Pinker:By academic credentials, I am an experimental psychologist, which makes me, by inheritance, a social scientist, because many people subsume psychology under the social sciences. We psychologists, when given the choice, like to describe ourselves as scientists. Many universities have gone through a battle as to which dean should be responsible for psychology, and usually we lobby to be included with the scientists. I’ve been at several universities and my department has been in many different schools. In fact, at one university my depart­ment was in three different schools at different times: While I was at the Massachusetts Institute of Technology, the psychology department started out in humanities and social sciences, moved over to their equiva­lent of a medical school, and then moved again into the sci­ence school. So there’s no clear answer to the question of what a psychologist is. I’m certainly not a historian by training and I couldn’t possibly pretend to be one, particularly when it comes to analyzing primary historical documents and other source material. On the other hand, as a social scientist, I’m perfectly comfortable when it comes to numbers, regressions, and graphs, and so I concentrated on the historical accounts that had some degree of quantification.

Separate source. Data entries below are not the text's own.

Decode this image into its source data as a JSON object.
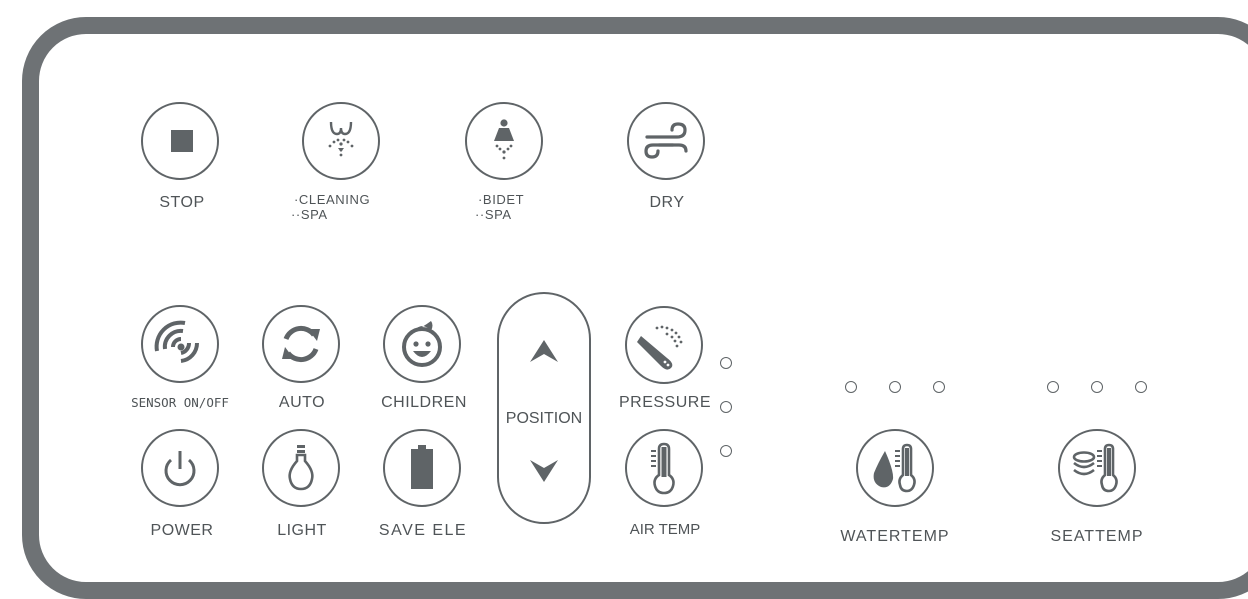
{
  "buttons": {
    "stop": "STOP",
    "cleaning": {
      "line1": "·CLEANING",
      "line2": "··SPA"
    },
    "bidet": {
      "line1": "·BIDET",
      "line2": "··SPA"
    },
    "dry": "DRY",
    "sensor": "SENSOR ON/OFF",
    "auto": "AUTO",
    "children": "CHILDREN",
    "position": "POSITION",
    "pressure": "PRESSURE",
    "power": "POWER",
    "light": "LIGHT",
    "save_ele": "SAVE ELE",
    "air_temp": "AIR TEMP",
    "water_temp": "WATERTEMP",
    "seat_temp": "SEATTEMP"
  },
  "icons": {
    "stop": "stop-square-icon",
    "cleaning": "rear-spray-icon",
    "bidet": "bidet-spray-icon",
    "dry": "wind-icon",
    "sensor": "signal-icon",
    "auto": "refresh-icon",
    "children": "child-face-icon",
    "position_up": "chevron-up-icon",
    "position_down": "chevron-down-icon",
    "pressure": "nozzle-spray-icon",
    "power": "power-icon",
    "light": "light-bulb-icon",
    "save_ele": "battery-icon",
    "air_temp": "thermometer-icon",
    "water_temp": "water-drop-thermometer-icon",
    "seat_temp": "seat-heat-thermometer-icon"
  },
  "indicators": {
    "pressure_levels": 3,
    "water_temp_levels": 3,
    "seat_temp_levels": 3
  },
  "colors": {
    "frame": "#6e7275",
    "stroke": "#5f6467",
    "text": "#4f5457"
  }
}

Warburton:And do you see that as being at the core of the social sciences, this concern with what can be quantified, what can be measured scientifically, rather than purely interpretatively?

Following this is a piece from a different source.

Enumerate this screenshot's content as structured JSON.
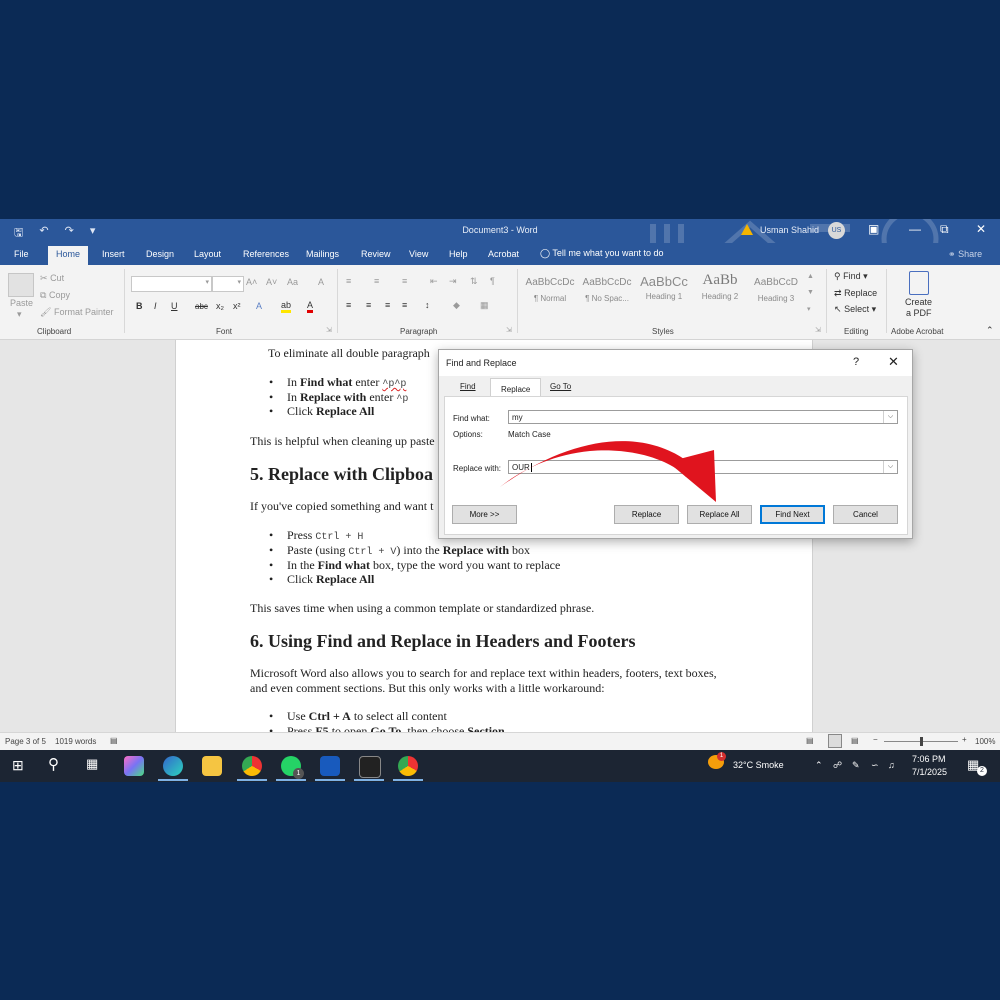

Pinker:The way I would put it is that the scientist’s concern is with testing whether hypotheses are true or false. Quantification is a means to the end of determining whether your ideas are right or wrong, but it doesn’t necessarily have to be numbers. It could be phenomena that are qualitative, on/off, 1/0, black/white. Much work in linguistics consists of qualitative distinc­tions that differentiate rival theories, so quantification is not a fetish.

Warburton:It seems to me that we’re living in a golden age for social science: suddenly there are all these books filling the bookshelves that are primarily social science and written by often very skillful writers. Is there something happening here?

Pinker:There is something happening here, because social science used to be the most boring part of academia. One wag described social science as 
“slow journalism,” and wasn’t it W.H. Auden who said, “Thou shalt not commit a social science”? It had the reputation of being banal, of just redescribing common-sense phenomena, and it lost prestige funding to sexier fields of knowledge like neuroscience. But that is changing: You see bestsellers based on social science, you see policymakers, certainly in Washington, that came from the social sciences. One of the reasons is that, whereas social science used to be bio-phobic — it set itself in opposition to evolution and neuroscience and genetics — now a new genera­tion of social scientists just doesn’t see a strict boundary between biology on one side and social phenomena on another. And the advent of Big Data has made social science sexy to those with an analytic, quantitative mind. Because of advances in computing technology, particularly in storage, you can have terabytes of data hold interesting lessons if only you could analyze them — something that just wasn’t true when we had computers whose disc sizes were measured in Ks instead of in Ts. I think, also, the social sciences are no longer atheoretical, no longer just describing statistical patterns. Because of the unification with the sciences, there are more genuinely explanatory theories, and there’s a sense of progress, with more non-obvious things being discovered that have profound implications.

Warburton:And yet, there is this sense that the social sciences are always biased in one particular way, so the author confirms their political persuasion by the sort of research that he or she does.

Pinker:Well, that would be a sin, to the extent that that’s true, and that’s what the rules of the game are designed to minimize. If you are riding some political hobbyhorse, you still have to prove your assertions by testing them against data that every­one would agree is a valid test of your hypothesis, and if your pet political theory comes out bloody and bruised then that’s just too bad. At least that’s the way that the game should work.